■ **What you should do**: Lines in the listing below that contain the string "Business" are to be found and copied.

[Start of Attachment]

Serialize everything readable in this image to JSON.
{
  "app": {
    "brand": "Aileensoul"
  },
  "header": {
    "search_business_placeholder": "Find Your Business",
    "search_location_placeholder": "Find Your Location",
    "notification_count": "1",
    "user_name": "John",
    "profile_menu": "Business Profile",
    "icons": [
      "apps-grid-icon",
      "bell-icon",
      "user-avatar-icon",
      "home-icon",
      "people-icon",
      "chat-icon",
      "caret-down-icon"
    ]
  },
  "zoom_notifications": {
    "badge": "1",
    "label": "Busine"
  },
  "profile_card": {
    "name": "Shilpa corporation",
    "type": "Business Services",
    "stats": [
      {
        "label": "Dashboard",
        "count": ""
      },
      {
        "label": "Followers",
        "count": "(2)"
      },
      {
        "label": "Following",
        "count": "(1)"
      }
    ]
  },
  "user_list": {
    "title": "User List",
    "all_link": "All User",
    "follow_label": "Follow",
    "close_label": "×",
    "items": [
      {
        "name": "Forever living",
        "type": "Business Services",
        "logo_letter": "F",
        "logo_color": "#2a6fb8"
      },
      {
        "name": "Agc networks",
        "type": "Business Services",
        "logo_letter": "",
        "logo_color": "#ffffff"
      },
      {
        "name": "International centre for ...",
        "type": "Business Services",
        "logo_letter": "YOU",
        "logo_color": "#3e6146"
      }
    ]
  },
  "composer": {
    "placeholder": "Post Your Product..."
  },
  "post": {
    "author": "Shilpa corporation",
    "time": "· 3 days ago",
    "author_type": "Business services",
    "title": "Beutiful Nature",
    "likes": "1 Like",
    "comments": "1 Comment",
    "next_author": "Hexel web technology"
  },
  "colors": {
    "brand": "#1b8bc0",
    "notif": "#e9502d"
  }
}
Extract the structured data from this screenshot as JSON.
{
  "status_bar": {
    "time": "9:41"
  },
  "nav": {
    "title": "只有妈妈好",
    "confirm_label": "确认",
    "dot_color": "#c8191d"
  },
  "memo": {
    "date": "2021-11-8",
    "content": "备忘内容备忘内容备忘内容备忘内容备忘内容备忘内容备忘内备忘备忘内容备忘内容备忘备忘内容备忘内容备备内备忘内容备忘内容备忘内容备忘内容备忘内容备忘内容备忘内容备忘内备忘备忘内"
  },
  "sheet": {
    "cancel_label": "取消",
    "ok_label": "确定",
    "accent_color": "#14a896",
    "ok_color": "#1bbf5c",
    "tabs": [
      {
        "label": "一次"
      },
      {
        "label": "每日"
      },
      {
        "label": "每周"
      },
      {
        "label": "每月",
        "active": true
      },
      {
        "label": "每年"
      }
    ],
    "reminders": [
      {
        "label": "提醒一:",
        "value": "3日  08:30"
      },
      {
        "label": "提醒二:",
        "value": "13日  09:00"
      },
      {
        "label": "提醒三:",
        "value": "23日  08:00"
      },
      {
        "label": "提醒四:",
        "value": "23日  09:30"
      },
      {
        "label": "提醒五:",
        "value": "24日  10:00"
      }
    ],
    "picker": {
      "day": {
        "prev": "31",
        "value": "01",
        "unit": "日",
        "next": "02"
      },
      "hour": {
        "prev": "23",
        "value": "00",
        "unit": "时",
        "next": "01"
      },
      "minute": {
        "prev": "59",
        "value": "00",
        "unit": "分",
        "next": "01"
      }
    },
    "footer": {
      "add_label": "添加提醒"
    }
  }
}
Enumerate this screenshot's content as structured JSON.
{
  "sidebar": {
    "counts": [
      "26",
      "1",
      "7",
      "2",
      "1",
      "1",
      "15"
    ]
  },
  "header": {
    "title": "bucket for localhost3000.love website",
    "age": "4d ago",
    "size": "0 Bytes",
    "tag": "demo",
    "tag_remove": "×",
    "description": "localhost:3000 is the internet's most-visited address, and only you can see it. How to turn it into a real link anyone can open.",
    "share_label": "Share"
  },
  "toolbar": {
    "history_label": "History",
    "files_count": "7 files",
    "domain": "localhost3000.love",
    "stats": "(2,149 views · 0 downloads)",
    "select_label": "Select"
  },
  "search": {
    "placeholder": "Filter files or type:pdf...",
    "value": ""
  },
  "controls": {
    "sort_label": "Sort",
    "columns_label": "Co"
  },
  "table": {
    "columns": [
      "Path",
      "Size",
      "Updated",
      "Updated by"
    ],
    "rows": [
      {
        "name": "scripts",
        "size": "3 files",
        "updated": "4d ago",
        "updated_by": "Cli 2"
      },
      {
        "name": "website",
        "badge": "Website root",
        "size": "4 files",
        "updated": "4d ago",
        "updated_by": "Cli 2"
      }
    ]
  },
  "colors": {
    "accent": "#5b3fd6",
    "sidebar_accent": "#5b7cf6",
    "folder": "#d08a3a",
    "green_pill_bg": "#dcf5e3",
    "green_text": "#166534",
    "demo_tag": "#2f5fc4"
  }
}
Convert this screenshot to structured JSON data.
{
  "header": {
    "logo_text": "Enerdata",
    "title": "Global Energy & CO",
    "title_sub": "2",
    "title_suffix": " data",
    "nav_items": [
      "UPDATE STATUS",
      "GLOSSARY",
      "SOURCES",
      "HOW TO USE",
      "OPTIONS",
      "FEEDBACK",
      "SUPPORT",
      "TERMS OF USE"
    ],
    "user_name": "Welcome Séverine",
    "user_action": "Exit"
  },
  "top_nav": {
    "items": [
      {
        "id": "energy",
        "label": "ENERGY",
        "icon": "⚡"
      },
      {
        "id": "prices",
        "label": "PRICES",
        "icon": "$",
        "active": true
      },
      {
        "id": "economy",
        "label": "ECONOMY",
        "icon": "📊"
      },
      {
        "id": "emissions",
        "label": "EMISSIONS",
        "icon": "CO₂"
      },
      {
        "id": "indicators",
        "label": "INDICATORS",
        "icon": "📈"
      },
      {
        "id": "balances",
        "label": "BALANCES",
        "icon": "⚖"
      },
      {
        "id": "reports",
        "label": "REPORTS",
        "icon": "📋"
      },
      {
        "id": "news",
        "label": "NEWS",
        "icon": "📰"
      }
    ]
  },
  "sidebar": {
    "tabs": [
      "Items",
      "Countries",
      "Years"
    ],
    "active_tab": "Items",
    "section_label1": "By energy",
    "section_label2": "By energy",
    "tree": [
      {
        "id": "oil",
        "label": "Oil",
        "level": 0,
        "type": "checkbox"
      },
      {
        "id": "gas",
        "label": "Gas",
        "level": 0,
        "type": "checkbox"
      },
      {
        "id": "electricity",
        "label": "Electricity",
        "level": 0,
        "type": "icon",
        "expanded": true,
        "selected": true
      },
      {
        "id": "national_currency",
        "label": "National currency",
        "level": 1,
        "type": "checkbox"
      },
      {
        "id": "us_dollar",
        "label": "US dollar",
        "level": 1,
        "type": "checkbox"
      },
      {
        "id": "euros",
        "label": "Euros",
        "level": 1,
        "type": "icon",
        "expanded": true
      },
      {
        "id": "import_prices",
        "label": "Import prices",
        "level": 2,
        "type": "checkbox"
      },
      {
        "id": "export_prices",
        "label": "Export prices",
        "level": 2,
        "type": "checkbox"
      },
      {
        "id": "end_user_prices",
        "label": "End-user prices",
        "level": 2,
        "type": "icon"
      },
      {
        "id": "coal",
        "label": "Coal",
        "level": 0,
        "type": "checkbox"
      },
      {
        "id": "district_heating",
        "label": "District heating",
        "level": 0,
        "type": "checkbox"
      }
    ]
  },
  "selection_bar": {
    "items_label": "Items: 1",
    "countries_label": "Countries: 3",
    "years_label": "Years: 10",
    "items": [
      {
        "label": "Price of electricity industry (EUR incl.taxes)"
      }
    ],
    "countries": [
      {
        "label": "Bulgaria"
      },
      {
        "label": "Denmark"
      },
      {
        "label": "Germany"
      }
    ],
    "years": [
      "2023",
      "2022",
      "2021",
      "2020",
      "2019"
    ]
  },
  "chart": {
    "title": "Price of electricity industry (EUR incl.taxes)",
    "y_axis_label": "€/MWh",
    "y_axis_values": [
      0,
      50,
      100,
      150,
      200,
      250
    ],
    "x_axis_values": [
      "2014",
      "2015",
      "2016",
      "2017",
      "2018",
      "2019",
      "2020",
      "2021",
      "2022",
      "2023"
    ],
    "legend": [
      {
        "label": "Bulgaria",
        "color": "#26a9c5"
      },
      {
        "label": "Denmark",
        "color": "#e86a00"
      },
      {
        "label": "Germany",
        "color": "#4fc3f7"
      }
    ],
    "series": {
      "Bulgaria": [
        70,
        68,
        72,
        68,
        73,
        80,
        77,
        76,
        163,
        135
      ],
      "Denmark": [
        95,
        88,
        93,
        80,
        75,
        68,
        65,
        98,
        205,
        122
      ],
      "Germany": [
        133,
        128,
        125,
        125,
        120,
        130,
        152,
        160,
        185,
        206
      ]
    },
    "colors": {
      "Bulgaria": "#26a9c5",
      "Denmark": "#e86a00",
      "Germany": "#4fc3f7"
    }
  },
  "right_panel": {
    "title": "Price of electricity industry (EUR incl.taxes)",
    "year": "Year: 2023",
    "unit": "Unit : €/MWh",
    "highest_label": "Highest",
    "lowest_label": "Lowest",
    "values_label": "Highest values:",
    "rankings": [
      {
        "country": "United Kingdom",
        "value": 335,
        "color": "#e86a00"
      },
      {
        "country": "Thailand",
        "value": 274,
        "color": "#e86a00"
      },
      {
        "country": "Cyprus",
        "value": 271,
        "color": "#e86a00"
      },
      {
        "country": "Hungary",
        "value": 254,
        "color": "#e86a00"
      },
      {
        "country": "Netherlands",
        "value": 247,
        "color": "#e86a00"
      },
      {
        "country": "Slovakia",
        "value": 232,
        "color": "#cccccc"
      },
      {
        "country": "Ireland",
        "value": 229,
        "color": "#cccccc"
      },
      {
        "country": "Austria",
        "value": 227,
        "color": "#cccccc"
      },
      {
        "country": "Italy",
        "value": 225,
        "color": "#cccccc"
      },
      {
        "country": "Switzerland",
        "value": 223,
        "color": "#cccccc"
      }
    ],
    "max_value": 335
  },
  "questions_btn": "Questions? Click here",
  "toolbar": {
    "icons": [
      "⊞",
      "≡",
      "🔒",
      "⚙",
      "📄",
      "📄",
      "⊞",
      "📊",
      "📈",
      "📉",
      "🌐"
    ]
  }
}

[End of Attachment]

■ **Reply to the task**:
    "search_business_placeholder": "Find Your Business",
    "profile_menu": "Business Profile",
    "type": "Business Services",
        "type": "Business Services",
        "type": "Business Services",
        "type": "Business Services",
    "author_type": "Business services",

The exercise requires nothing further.